The first X-ray satellite in the sky, ROSAT, was launched in 1990. That telescope conducted the first X-ray study of the entire sky at low-energy X-ray wavelengths , and made thousands of observations . But a great deal of data seemed to hide beyond ROSAT’s reach at those wavelengths of higher energy. German scientists then thought of a successor to ROSAT, which was baptized as ABRIXAS.
ABRIXAS combined seven smaller telescopes in a compact and powerful satellite , which used the same technology as the XMM-Newton telescope. It took only three years to develop it with a relatively small budget of $ 20 million, and I was ready to show the part of the universe that ROSAT could not see . But only three days after its launch, the disaster occurred: its main battery failed, and it would never make any observations .

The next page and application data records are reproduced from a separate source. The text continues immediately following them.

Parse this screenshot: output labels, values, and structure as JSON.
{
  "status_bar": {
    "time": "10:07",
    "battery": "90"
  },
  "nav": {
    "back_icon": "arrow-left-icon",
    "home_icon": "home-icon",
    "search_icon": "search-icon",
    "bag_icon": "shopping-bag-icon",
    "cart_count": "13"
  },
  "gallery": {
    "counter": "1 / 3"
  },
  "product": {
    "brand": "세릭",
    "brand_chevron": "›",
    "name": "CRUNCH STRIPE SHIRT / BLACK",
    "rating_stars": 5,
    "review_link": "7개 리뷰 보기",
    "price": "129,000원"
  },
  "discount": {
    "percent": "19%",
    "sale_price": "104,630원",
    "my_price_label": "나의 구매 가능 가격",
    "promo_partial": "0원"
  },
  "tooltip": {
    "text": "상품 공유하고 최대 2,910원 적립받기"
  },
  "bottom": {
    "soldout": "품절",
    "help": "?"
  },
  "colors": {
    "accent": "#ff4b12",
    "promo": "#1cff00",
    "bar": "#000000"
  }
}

The loss was “tragic , ” he told Gizmodo Jonathan Grindlay, professor of astronomy d and the University of Harvard. Since then, they have not been able to study the high-energy X-rays of the sky , Gizmodo Tesla Jeltema, a professor at the University of California , told Gizmodo .
The scientists asked for a replacement that could show the clusters of galaxies and other objects of greater energy that ABRIXAS was going to study. To this day, “everyone is still using the ROSAT telescope data,” said Jeltema.
The German institutes behind ABRIXAS proposed a replacement in 2002, an almost identical mission that would be coupled to the ISS, but they realized that there was not enough space in the ISS . Later , in 2005, Peter Predehl, who worked at ABRIXAS (and now at eROSITA) took a flight with the then director of the high-energy group of the Max Planck Institute , Günther Hasinger. The two talked about creating a telescope five times larger than ABRIXAS and using similar technology, and made some calculations . When they landed, they asked a classmate to prepare a presentationto introduce her to her Russian counterparts the next day. Thus was born the eROSITA telescope . Finally, it became the first high-energy X-ray telescope , and its mission was to observe what the universe was like nine billion years ago.
Without ABRIXAS ‘failure, “we would never have had the eROSITA,” Predehl told Gizmodo. “It’s much bigger and much better than ABRIXAS would have been.”
The failure of ABRIXAS gave scientists time to incorporate better software software to the satellite, as well as improvements in the hardware of their mirrors . The Max-Planck Society and the DLR secured the funds for the eROSITA in 2009, and the mission was scheduled to leave next to the Russian X-ray telescope, ART-XC, making the dream of Soviet scientists come true decades before. After the typical delays associated with large projects of this type , Roscosmos launched the mission last summer.
These telescopes also have a value beyond serving other X-ray missions, Jeltema explained. If optical or radio wave telescopes find something strange, these telescopes may obtain additional information to illustrate another series of findings.
eROSITA and ART-XC will be an important tool in the future. Scientists continue to dream of newer and more powerful X-ray telescopes , such as the Lynx X-ray Observatory , one of the four new missions that the National Academy of Sciences could propose for the next decade .
“Lynx will be ready to continue the immense space of discoveries that eROSITA has just opened ,” Tremblay said.
Barry Stroman was a reporter for Zerg Watch, before becoming the lead editor. Barry has previously worked for Wired, MacWorld, PCWorld, and VentureBeat covering countless stories concerning all things related to tech and science. Barry studied at NYU.